I had never really thought about what the world looked like to be autistic.
I felt like, What am I?
I didn?t want to be different.
As I got older, I started to ask questions.
I started talking about my feelings with other autistic people, and I noticed that people seemed to be more open to the idea of people who are different in a way that I wasn?t.
When people were around me, they weren?t like, Are you autistic?
I had no idea what it was like to have someone like that around me.
I also started to think about what it meant to be black, to be disabled, to have autistic traits.
I got more and more frustrated with the way society treated people with Aspies.
There were people who had Aspied names, but when you had to use those names, you didn?ll be recognized.
You can find people with those names in a museum or at a restaurant, but people of color aren?t recognized.
I used to be very confused when I was walking to the bus stop, so I was a little anxious about how I would be treated by the police.
I would ask people, What is the worst thing that can happen to me?
What do I do?
I used that experience as an excuse to get off the bus and go to a bus station to meet people who I had talked to online.

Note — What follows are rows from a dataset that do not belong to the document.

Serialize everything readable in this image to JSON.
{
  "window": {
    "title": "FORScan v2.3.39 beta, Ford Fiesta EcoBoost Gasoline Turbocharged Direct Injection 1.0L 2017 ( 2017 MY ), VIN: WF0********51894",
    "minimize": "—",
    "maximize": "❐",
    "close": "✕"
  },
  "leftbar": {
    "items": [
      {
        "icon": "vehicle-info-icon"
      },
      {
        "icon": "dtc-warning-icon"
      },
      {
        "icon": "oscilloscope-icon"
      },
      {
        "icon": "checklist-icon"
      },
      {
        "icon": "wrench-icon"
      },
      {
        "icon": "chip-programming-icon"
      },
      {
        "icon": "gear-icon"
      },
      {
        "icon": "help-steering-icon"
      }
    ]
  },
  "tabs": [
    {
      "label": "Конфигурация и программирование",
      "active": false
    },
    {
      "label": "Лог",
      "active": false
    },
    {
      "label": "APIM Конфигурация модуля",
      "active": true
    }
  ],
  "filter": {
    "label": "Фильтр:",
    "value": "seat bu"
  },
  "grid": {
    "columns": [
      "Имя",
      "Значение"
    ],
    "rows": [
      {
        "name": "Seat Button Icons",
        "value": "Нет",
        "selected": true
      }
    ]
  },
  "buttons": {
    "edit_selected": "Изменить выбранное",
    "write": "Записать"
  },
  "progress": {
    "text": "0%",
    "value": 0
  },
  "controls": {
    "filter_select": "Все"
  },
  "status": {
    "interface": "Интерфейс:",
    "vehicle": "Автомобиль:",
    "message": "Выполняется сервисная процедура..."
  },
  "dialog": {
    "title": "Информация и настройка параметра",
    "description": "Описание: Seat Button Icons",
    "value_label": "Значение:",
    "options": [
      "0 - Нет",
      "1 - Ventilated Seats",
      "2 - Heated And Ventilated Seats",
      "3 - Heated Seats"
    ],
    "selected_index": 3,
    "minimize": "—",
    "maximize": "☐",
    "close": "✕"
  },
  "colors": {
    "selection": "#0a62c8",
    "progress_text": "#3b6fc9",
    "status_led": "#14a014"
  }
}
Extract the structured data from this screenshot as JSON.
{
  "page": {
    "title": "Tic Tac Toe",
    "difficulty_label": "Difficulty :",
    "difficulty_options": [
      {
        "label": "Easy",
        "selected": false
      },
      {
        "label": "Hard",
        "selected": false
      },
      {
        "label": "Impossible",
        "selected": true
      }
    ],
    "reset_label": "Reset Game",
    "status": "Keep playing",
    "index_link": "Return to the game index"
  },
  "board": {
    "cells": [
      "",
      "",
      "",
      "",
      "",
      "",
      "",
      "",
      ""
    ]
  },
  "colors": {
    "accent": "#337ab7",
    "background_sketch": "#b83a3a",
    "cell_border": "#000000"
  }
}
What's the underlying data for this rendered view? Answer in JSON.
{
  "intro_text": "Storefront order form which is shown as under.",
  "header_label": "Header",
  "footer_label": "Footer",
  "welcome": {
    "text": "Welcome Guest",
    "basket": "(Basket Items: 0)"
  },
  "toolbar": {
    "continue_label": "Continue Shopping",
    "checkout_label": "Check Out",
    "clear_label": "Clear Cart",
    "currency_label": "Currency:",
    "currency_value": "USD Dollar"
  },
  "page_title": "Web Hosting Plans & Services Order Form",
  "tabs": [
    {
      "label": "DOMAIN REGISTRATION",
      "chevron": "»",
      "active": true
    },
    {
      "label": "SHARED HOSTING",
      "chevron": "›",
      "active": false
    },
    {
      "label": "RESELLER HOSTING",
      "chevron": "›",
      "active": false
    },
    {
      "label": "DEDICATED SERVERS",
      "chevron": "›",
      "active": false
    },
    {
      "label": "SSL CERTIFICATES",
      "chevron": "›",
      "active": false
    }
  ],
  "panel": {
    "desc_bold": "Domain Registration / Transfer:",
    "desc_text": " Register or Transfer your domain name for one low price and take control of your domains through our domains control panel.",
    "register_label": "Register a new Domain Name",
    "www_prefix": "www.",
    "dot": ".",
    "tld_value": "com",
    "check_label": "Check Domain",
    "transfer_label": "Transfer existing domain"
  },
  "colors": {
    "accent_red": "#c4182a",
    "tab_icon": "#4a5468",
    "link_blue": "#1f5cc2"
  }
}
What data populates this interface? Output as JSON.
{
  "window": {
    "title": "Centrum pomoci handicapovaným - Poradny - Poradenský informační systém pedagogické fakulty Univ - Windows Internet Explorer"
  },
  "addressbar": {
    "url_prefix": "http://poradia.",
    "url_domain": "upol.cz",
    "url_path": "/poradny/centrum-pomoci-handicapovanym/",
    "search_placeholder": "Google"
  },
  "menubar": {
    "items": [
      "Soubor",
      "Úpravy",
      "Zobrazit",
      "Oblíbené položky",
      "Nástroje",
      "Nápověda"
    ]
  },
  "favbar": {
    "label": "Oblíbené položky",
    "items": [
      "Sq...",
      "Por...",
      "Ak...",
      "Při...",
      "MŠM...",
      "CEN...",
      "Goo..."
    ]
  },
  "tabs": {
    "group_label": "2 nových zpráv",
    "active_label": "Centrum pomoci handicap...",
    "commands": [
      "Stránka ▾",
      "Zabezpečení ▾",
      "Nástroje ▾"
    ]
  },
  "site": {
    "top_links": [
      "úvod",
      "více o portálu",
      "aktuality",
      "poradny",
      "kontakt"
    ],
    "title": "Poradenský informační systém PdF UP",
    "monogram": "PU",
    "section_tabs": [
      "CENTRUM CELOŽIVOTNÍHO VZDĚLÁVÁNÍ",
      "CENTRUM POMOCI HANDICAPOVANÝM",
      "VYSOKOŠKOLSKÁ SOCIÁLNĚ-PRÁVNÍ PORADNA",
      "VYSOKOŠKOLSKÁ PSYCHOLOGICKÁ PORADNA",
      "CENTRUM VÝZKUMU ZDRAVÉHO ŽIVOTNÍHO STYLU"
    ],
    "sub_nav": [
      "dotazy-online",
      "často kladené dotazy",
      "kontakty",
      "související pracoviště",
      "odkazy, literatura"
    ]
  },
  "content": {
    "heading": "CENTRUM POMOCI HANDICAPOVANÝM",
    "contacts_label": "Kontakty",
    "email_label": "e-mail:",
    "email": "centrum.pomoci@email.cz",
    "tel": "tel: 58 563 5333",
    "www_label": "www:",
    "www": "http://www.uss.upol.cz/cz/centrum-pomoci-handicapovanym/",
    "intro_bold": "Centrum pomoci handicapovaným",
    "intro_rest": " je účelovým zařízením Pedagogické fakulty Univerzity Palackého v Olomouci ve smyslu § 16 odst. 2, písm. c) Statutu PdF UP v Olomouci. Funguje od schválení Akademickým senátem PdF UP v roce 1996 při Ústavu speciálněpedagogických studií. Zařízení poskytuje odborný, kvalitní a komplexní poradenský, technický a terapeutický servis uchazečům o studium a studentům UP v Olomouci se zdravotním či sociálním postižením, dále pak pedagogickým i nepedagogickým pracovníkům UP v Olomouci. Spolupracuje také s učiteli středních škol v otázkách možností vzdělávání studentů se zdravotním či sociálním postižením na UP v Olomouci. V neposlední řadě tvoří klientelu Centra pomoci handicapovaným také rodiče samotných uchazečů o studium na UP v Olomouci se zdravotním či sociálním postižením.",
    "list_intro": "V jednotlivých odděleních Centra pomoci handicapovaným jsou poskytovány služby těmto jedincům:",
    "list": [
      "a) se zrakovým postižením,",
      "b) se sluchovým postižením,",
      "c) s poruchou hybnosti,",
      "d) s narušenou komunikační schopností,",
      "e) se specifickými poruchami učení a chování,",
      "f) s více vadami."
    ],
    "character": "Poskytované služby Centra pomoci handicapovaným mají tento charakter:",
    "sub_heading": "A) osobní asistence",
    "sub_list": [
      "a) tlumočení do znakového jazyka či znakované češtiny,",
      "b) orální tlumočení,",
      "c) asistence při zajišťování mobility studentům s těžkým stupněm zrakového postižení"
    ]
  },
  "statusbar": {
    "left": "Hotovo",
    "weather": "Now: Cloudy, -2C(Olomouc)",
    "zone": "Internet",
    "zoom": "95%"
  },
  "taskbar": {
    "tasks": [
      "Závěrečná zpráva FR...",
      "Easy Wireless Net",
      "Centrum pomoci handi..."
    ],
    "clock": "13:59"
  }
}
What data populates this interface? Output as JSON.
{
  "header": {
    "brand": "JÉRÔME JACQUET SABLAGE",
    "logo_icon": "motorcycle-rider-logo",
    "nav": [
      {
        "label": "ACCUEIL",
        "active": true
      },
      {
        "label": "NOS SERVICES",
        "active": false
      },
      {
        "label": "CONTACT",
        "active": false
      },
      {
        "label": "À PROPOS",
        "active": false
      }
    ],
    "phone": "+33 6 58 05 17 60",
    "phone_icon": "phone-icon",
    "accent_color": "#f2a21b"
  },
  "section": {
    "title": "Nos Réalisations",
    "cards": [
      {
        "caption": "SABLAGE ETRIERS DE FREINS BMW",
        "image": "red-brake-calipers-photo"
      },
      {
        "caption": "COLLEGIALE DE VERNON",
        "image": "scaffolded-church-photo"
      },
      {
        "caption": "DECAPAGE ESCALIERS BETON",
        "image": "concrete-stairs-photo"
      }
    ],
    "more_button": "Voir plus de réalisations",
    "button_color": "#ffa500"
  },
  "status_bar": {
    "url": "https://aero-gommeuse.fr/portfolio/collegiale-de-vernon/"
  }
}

It helped me understand that this is not something that you have to be ashamed of, that it doesn?t matter if you have a disability or not.
If you want to make the most out of life, you can do things to help people, even though you may be different from them.
For instance, you know, if you are gay, you don?t have to tell your friends and family that you are asexual.
That doesn?re the same for someone who has Aspying.
I didn??t feel comfortable with that, and then I started thinking about it more and was like, OK, I am not that person.
I know that people are looking for someone like me.
They are looking to help me.
When a person comes to me for help, I want them to understand that I want to help them.
When we were talking about Aspia, I asked, How do I talk to other Aspys?
When I heard that I was going to be speaking at the conference